PROVIDED ENTRIES:
_____
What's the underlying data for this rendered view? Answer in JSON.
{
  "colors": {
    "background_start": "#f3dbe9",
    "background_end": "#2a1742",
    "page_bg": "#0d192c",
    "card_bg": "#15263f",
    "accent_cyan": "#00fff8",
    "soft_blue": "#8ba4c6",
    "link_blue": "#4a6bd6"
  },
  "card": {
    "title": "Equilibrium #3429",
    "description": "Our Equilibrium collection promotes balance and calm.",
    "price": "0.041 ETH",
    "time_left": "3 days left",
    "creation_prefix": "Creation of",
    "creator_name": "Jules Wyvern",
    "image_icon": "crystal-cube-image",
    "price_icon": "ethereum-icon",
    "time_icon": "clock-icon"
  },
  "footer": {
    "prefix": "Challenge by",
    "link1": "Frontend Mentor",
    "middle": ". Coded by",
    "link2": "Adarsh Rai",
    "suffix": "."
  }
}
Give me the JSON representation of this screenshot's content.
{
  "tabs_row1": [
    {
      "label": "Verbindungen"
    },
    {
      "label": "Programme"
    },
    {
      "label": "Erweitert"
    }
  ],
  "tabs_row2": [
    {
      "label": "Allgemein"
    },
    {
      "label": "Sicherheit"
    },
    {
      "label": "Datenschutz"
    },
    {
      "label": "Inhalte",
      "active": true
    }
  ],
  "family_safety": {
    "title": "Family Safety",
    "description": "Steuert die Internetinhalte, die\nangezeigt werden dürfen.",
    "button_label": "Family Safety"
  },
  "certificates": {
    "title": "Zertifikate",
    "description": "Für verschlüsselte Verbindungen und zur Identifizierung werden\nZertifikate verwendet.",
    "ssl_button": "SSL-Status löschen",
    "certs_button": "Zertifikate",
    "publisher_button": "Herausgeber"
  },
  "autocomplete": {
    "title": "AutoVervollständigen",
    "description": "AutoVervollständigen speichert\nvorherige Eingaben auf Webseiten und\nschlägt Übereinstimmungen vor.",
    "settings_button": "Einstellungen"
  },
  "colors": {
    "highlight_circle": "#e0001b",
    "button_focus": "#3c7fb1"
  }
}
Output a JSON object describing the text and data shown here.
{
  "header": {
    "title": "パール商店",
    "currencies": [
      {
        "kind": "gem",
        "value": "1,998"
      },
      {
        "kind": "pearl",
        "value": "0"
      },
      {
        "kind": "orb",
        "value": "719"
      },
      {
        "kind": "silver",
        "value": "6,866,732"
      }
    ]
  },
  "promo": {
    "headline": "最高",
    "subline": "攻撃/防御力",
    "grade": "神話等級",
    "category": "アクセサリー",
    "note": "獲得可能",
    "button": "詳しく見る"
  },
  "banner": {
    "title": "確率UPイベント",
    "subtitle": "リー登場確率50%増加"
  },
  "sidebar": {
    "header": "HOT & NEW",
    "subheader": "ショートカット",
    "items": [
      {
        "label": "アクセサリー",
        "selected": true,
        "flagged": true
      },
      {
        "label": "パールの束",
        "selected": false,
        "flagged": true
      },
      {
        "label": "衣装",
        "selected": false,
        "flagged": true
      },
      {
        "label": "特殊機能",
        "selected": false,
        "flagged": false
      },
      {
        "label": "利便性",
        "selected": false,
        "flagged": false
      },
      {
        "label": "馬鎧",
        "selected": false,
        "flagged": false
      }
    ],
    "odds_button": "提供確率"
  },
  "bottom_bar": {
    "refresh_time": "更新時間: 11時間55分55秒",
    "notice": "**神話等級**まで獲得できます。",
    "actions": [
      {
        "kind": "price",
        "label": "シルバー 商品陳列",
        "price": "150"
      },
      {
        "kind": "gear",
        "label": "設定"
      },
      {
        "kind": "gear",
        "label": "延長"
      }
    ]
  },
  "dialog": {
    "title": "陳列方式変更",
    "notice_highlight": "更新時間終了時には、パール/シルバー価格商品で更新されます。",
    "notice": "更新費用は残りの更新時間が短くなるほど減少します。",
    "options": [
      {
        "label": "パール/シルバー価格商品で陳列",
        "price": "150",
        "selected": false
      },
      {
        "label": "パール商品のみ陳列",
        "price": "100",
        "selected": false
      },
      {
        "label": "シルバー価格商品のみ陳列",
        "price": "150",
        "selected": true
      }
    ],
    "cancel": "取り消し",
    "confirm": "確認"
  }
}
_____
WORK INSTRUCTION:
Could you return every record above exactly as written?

RESPONSE:
What's the underlying data for this rendered view? Answer in JSON.
{
  "colors": {
    "background_start": "#f3dbe9",
    "background_end": "#2a1742",
    "page_bg": "#0d192c",
    "card_bg": "#15263f",
    "accent_cyan": "#00fff8",
    "soft_blue": "#8ba4c6",
    "link_blue": "#4a6bd6"
  },
  "card": {
    "title": "Equilibrium #3429",
    "description": "Our Equilibrium collection promotes balance and calm.",
    "price": "0.041 ETH",
    "time_left": "3 days left",
    "creation_prefix": "Creation of",
    "creator_name": "Jules Wyvern",
    "image_icon": "crystal-cube-image",
    "price_icon": "ethereum-icon",
    "time_icon": "clock-icon"
  },
  "footer": {
    "prefix": "Challenge by",
    "link1": "Frontend Mentor",
    "middle": ". Coded by",
    "link2": "Adarsh Rai",
    "suffix": "."
  }
}
Give me the JSON representation of this screenshot's content.
{
  "tabs_row1": [
    {
      "label": "Verbindungen"
    },
    {
      "label": "Programme"
    },
    {
      "label": "Erweitert"
    }
  ],
  "tabs_row2": [
    {
      "label": "Allgemein"
    },
    {
      "label": "Sicherheit"
    },
    {
      "label": "Datenschutz"
    },
    {
      "label": "Inhalte",
      "active": true
    }
  ],
  "family_safety": {
    "title": "Family Safety",
    "description": "Steuert die Internetinhalte, die\nangezeigt werden dürfen.",
    "button_label": "Family Safety"
  },
  "certificates": {
    "title": "Zertifikate",
    "description": "Für verschlüsselte Verbindungen und zur Identifizierung werden\nZertifikate verwendet.",
    "ssl_button": "SSL-Status löschen",
    "certs_button": "Zertifikate",
    "publisher_button": "Herausgeber"
  },
  "autocomplete": {
    "title": "AutoVervollständigen",
    "description": "AutoVervollständigen speichert\nvorherige Eingaben auf Webseiten und\nschlägt Übereinstimmungen vor.",
    "settings_button": "Einstellungen"
  },
  "colors": {
    "highlight_circle": "#e0001b",
    "button_focus": "#3c7fb1"
  }
}
Output a JSON object describing the text and data shown here.
{
  "header": {
    "title": "パール商店",
    "currencies": [
      {
        "kind": "gem",
        "value": "1,998"
      },
      {
        "kind": "pearl",
        "value": "0"
      },
      {
        "kind": "orb",
        "value": "719"
      },
      {
        "kind": "silver",
        "value": "6,866,732"
      }
    ]
  },
  "promo": {
    "headline": "最高",
    "subline": "攻撃/防御力",
    "grade": "神話等級",
    "category": "アクセサリー",
    "note": "獲得可能",
    "button": "詳しく見る"
  },
  "banner": {
    "title": "確率UPイベント",
    "subtitle": "リー登場確率50%増加"
  },
  "sidebar": {
    "header": "HOT & NEW",
    "subheader": "ショートカット",
    "items": [
      {
        "label": "アクセサリー",
        "selected": true,
        "flagged": true
      },
      {
        "label": "パールの束",
        "selected": false,
        "flagged": true
      },
      {
        "label": "衣装",
        "selected": false,
        "flagged": true
      },
      {
        "label": "特殊機能",
        "selected": false,
        "flagged": false
      },
      {
        "label": "利便性",
        "selected": false,
        "flagged": false
      },
      {
        "label": "馬鎧",
        "selected": false,
        "flagged": false
      }
    ],
    "odds_button": "提供確率"
  },
  "bottom_bar": {
    "refresh_time": "更新時間: 11時間55分55秒",
    "notice": "**神話等級**まで獲得できます。",
    "actions": [
      {
        "kind": "price",
        "label": "シルバー 商品陳列",
        "price": "150"
      },
      {
        "kind": "gear",
        "label": "設定"
      },
      {
        "kind": "gear",
        "label": "延長"
      }
    ]
  },
  "dialog": {
    "title": "陳列方式変更",
    "notice_highlight": "更新時間終了時には、パール/シルバー価格商品で更新されます。",
    "notice": "更新費用は残りの更新時間が短くなるほど減少します。",
    "options": [
      {
        "label": "パール/シルバー価格商品で陳列",
        "price": "150",
        "selected": false
      },
      {
        "label": "パール商品のみ陳列",
        "price": "100",
        "selected": false
      },
      {
        "label": "シルバー価格商品のみ陳列",
        "price": "150",
        "selected": true
      }
    ],
    "cancel": "取り消し",
    "confirm": "確認"
  }
}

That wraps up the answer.